Bacillary replication and macrophage necrosis are determinants of neutrophil recruitment in tuberculosis.


PMID 25862076

Abstract

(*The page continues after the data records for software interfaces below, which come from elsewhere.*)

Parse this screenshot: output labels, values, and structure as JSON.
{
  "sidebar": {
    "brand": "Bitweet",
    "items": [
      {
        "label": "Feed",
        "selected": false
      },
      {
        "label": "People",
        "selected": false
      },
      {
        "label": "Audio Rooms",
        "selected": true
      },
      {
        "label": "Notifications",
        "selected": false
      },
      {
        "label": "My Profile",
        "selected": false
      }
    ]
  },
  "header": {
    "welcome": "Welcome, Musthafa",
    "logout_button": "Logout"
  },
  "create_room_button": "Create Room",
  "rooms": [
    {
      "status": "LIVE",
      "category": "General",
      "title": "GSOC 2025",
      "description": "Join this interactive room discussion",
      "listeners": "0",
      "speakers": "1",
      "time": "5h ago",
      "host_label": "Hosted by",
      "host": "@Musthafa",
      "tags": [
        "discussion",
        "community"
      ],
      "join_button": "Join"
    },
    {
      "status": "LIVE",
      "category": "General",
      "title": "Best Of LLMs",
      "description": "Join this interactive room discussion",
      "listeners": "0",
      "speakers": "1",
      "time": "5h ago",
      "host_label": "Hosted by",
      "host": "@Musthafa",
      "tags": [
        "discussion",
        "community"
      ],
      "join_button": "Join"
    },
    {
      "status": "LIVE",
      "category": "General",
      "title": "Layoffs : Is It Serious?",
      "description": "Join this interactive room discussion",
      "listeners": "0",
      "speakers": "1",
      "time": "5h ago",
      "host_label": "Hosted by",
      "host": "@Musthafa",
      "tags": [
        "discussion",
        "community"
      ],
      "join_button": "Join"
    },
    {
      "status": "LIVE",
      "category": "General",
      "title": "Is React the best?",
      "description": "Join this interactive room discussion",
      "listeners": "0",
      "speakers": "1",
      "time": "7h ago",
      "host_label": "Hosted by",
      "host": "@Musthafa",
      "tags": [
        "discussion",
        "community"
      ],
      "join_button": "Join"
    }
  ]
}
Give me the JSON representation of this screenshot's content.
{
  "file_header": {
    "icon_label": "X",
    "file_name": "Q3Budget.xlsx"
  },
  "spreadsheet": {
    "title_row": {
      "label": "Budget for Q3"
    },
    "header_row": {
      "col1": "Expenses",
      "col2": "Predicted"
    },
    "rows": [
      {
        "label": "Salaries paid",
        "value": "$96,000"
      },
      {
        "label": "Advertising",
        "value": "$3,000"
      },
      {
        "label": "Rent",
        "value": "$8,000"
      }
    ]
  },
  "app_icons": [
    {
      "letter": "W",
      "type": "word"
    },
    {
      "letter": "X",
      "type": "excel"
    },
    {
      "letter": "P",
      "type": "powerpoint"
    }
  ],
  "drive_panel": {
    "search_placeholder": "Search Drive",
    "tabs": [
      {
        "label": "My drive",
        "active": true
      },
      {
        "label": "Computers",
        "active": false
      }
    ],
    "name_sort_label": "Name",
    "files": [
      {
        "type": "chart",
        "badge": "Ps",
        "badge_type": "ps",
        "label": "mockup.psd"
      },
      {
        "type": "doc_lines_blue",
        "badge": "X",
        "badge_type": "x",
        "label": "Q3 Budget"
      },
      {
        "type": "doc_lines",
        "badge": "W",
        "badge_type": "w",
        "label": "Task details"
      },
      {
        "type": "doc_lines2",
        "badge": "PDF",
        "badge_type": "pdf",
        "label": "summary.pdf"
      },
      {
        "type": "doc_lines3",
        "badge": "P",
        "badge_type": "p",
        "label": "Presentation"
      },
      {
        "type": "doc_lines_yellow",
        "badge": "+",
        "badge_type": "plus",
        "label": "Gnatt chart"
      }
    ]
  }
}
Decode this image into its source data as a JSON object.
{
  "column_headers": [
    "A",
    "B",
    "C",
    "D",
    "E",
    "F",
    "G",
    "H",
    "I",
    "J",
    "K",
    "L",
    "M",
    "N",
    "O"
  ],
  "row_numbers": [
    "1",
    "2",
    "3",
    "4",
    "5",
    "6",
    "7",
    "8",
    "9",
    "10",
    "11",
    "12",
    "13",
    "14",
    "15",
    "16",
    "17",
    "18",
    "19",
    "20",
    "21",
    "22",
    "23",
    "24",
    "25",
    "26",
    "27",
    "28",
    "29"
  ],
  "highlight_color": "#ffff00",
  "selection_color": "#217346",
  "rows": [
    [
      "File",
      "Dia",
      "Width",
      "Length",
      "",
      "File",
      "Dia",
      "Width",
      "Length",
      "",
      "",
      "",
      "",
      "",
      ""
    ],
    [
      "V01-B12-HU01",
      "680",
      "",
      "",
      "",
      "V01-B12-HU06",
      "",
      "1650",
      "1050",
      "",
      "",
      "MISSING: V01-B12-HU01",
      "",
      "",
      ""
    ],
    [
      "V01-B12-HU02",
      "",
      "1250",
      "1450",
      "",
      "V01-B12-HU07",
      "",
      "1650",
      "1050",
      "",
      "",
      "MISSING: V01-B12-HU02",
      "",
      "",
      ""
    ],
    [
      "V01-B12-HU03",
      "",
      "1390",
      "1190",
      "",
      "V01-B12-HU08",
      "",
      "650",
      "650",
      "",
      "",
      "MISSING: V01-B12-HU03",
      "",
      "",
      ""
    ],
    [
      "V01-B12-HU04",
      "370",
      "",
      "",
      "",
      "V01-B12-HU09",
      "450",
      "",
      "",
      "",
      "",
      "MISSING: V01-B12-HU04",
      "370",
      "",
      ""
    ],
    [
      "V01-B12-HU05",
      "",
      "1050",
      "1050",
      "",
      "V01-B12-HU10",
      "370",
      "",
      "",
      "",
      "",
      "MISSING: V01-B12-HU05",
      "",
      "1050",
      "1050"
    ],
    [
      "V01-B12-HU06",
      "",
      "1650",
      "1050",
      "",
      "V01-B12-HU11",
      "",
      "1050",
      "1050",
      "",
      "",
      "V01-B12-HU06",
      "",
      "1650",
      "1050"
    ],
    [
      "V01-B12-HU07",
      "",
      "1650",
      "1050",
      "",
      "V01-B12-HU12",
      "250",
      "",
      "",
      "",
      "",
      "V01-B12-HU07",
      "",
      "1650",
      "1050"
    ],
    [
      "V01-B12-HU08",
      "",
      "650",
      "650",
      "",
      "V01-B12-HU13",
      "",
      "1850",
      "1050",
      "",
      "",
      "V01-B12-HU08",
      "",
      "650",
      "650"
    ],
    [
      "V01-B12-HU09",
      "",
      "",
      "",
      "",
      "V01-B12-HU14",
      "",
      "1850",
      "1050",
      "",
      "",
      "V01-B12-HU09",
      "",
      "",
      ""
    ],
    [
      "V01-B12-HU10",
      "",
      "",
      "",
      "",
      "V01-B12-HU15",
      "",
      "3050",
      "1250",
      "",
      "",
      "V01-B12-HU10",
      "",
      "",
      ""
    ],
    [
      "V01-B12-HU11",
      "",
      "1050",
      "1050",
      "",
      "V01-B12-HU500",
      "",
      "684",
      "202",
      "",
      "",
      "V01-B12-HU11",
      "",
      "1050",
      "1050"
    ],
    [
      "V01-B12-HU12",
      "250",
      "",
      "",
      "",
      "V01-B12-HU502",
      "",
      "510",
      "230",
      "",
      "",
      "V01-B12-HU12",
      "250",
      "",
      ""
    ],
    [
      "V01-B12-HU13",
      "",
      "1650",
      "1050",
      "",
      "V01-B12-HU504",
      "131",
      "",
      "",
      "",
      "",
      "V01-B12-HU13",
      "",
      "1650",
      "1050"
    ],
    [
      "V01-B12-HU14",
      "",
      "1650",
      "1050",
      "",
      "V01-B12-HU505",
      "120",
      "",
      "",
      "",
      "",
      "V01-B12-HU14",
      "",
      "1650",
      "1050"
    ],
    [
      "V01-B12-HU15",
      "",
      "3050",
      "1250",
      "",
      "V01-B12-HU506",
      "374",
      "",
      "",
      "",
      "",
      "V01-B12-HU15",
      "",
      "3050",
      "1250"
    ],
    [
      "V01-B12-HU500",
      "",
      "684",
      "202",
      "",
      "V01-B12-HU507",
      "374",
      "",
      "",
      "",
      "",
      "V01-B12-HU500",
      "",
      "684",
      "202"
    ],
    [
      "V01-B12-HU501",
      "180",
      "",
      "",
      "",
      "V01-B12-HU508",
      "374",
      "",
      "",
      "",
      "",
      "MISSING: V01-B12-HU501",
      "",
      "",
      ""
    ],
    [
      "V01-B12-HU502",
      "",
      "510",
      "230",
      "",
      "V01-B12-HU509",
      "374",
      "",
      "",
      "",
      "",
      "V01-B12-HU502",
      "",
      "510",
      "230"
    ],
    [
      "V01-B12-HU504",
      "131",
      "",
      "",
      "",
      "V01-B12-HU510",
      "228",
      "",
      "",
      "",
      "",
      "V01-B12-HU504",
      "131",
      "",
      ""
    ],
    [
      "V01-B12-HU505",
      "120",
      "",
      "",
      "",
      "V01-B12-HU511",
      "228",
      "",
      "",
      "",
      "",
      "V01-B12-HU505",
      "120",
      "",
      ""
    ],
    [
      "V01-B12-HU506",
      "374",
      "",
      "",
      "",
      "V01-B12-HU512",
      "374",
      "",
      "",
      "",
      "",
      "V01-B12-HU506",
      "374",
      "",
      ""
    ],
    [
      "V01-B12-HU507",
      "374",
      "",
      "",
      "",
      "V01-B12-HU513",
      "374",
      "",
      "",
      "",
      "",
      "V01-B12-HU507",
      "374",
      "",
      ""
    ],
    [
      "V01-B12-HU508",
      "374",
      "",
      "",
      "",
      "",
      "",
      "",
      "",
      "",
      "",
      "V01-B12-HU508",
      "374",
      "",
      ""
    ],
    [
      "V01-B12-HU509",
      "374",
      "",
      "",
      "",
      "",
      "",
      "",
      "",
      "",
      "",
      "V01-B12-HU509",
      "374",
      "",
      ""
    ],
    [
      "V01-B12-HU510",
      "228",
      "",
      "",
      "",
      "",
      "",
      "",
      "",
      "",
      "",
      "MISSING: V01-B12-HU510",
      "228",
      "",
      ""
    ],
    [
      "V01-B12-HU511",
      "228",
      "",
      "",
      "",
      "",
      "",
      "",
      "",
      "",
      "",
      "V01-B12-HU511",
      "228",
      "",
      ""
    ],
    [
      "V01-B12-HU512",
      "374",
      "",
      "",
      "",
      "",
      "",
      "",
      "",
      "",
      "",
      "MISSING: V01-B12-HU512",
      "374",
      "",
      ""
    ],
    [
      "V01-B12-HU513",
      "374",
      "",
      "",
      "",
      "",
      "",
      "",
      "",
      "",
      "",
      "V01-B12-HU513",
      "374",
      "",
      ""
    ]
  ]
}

We previously determined that burst size necrosis is the chief mode of mononuclear cell death in the lungs of mice with tuberculosis. The present study explored the link between infection-induced necrosis of mononuclear phagocytes and neutrophil accumulation in the lungs of mice challenged with one of four Mycobacterium tuberculosis strains of increasing virulence (RvΔphoPR mutant, H37Ra, H37Rv and Erdman). At all time points studied, Erdman produced the highest bacterial load and the highest proportion and number of M. tuberculosis-infected neutrophils. These parameters, and the proportion of TUNEL-positive cells, tracked with virulence across all strains tested. Differences in neutrophil infection were not reflected by levels of chemoattractant cytokines in bronchoalveolar lavage fluid, while interferon-γ (reported to suppress neutrophil trafficking to the lung in tuberculosis) was highest in Erdman-infected mice. Treating Erdman-infected mice with ethambutol decreased the proportion of mononuclear phagocytes with high bacterial burden and the ratio of infected neutrophils to infected mononuclear cells in a dose-dependent manner. We propose that faster replicating M. tuberculosis strains cause more necrosis which in turn promotes neutrophil recruitment. Neutrophils infected with M. tuberculosis constitute a biomarker for poorly controlled bacterial replication, infection-induced mononuclear cell death, and increased severity of immune pathology in tuberculosis.